Use one app to look up any Greek or Latin word: Logeion was developed at the University of Chicago to provide simultaneous lookup of entries in the many reference works that make up the Perseus Classical collection. Most reference works represented in this app are based on digitized texts from the Perseus Digital Library at Tufts University.

  • Liddell and Scott’s Greek-English Lexicon (1940)
  • Liddell and Scott’s Intermediate Greek Lexicon (1889)
  • Autenrieth’s Homeric Dictionary
  • Slater’s Lexicon to Pindar (1969)
  • Lewis’s Elementary Latin Dictionary (1890)
  • Harper’s Dictionary of Classical Antiquities
  • Princeton Encyclopedia of Classical Sites
  • Smith’s Dictionary of Greek and Roman Geography
  • Smith’s Dictionary of Greek and Roman Antiquities
  • Perseus Encyclopedia

The app draws data from the following Greek and Latin textbooks.

  • Greek: An Intensive Course, by Hardy Hansen and Gerald M. Quinn
  • Reading Greek: Grammar and Exercises, by Joint Association of Classical Teachers
  • Learn to Read Greek, by Andrew Keller and Stephanie Russell
  • Learn to Read Latin, by Andrew Keller and Stephanie Russell
  • Introduction to Attic Greek (2nd edition), by Donald Mastronarde
  • Wheelock’s Latin, by Frederic M. Wheelock and Richard A. Lafleur
  • Basiswoordenlijst Latijn [Basic word list for Latin], by J.K.L. Babeliowsky, D. den Hengst, W. Holtland, W. van Lakwijk, J.Th.K. Marcelis, H. Pinkster, J.J.L. Smolenaars, Staatsuitgeverij

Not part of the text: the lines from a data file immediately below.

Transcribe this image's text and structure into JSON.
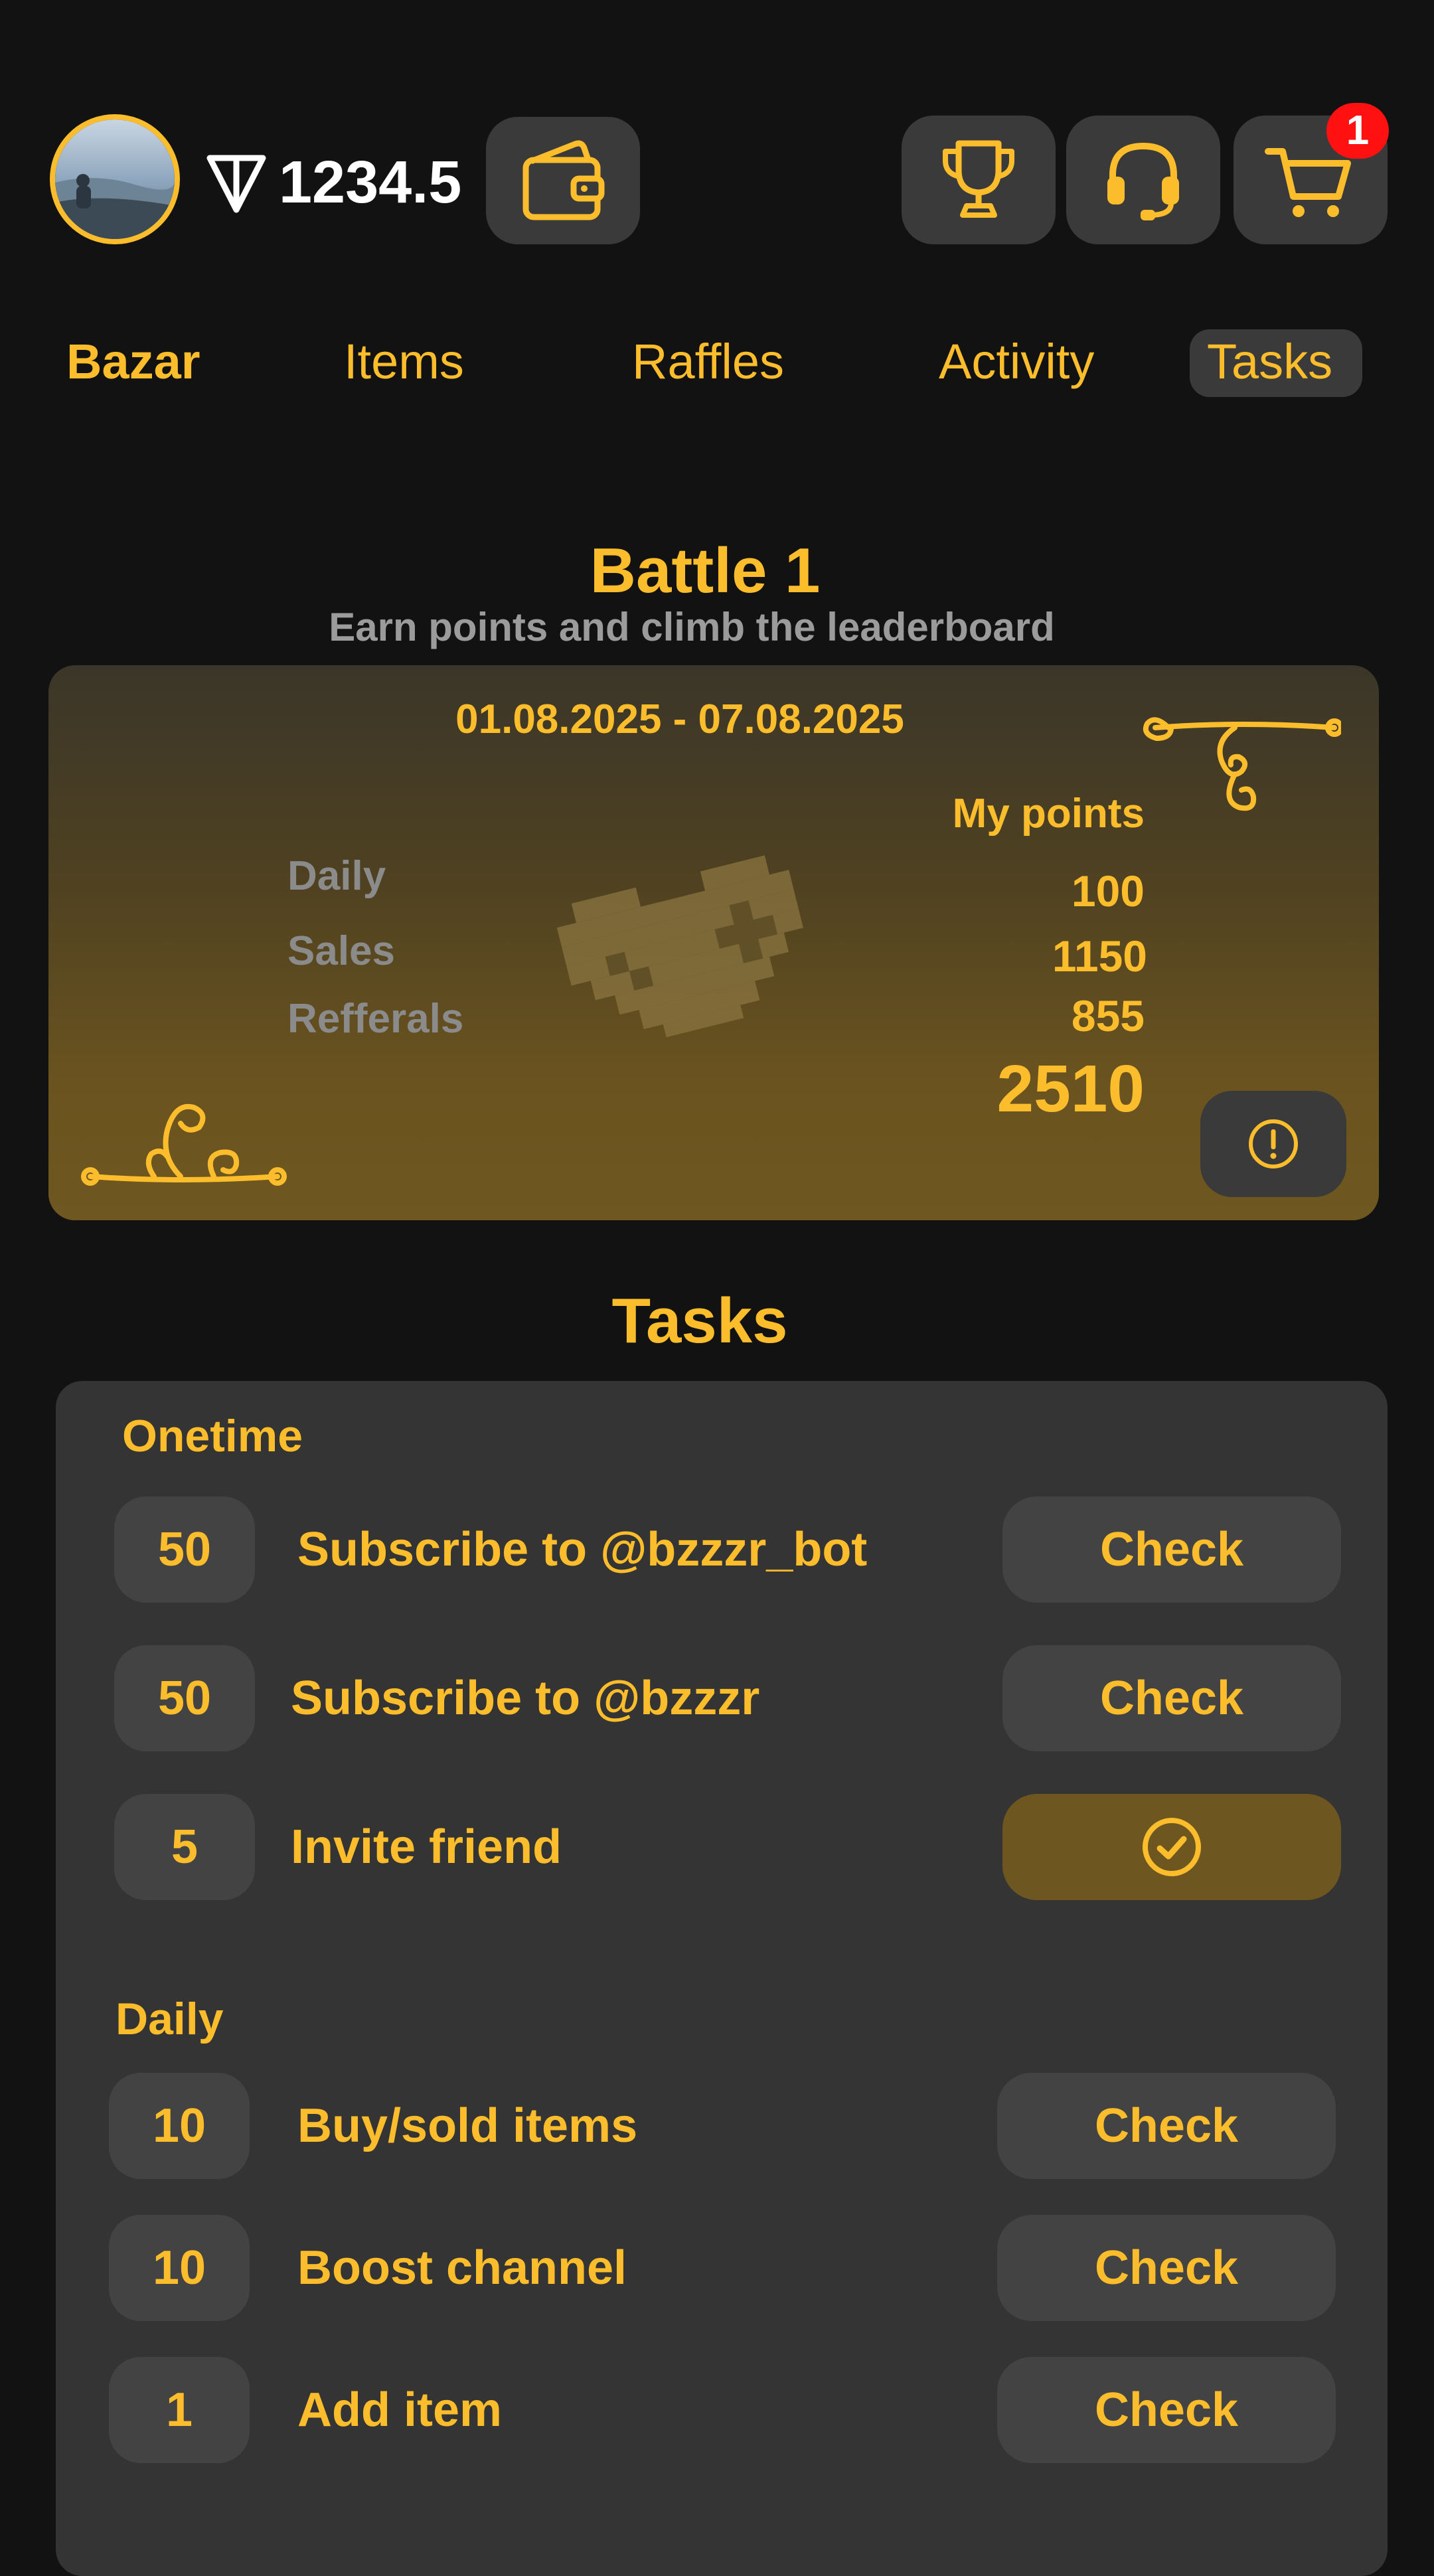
{
  "colors": {
    "accent": "#fbbd2b",
    "background": "#121212",
    "panel": "#343434",
    "button": "#434343",
    "badge": "#ff1111"
  },
  "header": {
    "balance": "1234.5",
    "balance_icon": "ton-icon",
    "wallet_icon": "wallet-icon",
    "buttons": [
      "trophy-icon",
      "headset-icon",
      "cart-icon"
    ],
    "cart_badge": "1"
  },
  "tabs": [
    {
      "label": "Bazar"
    },
    {
      "label": "Items"
    },
    {
      "label": "Raffles"
    },
    {
      "label": "Activity"
    },
    {
      "label": "Tasks",
      "active": true
    }
  ],
  "battle": {
    "title": "Battle 1",
    "subtitle": "Earn points and climb the leaderboard",
    "dates": "01.08.2025 - 07.08.2025",
    "points_header": "My points",
    "rows": [
      {
        "label": "Daily",
        "value": "100"
      },
      {
        "label": "Sales",
        "value": "1150"
      },
      {
        "label": "Refferals",
        "value": "855"
      }
    ],
    "total": "2510",
    "info_icon": "info-icon"
  },
  "tasks": {
    "title": "Tasks",
    "onetime": {
      "label": "Onetime",
      "items": [
        {
          "points": "50",
          "label": "Subscribe to @bzzzr_bot",
          "action": "Check"
        },
        {
          "points": "50",
          "label": "Subscribe to @bzzzr",
          "action": "Check"
        },
        {
          "points": "5",
          "label": "Invite friend",
          "action_icon": "check-circle-icon",
          "done": true
        }
      ]
    },
    "daily": {
      "label": "Daily",
      "items": [
        {
          "points": "10",
          "label": "Buy/sold items",
          "action": "Check"
        },
        {
          "points": "10",
          "label": "Boost channel",
          "action": "Check"
        },
        {
          "points": "1",
          "label": "Add item",
          "action": "Check"
        }
      ]
    }
  }
}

Download the app at the App store.

via New App: Logeion | American Philological Association.

HT – Dr JE via Facebook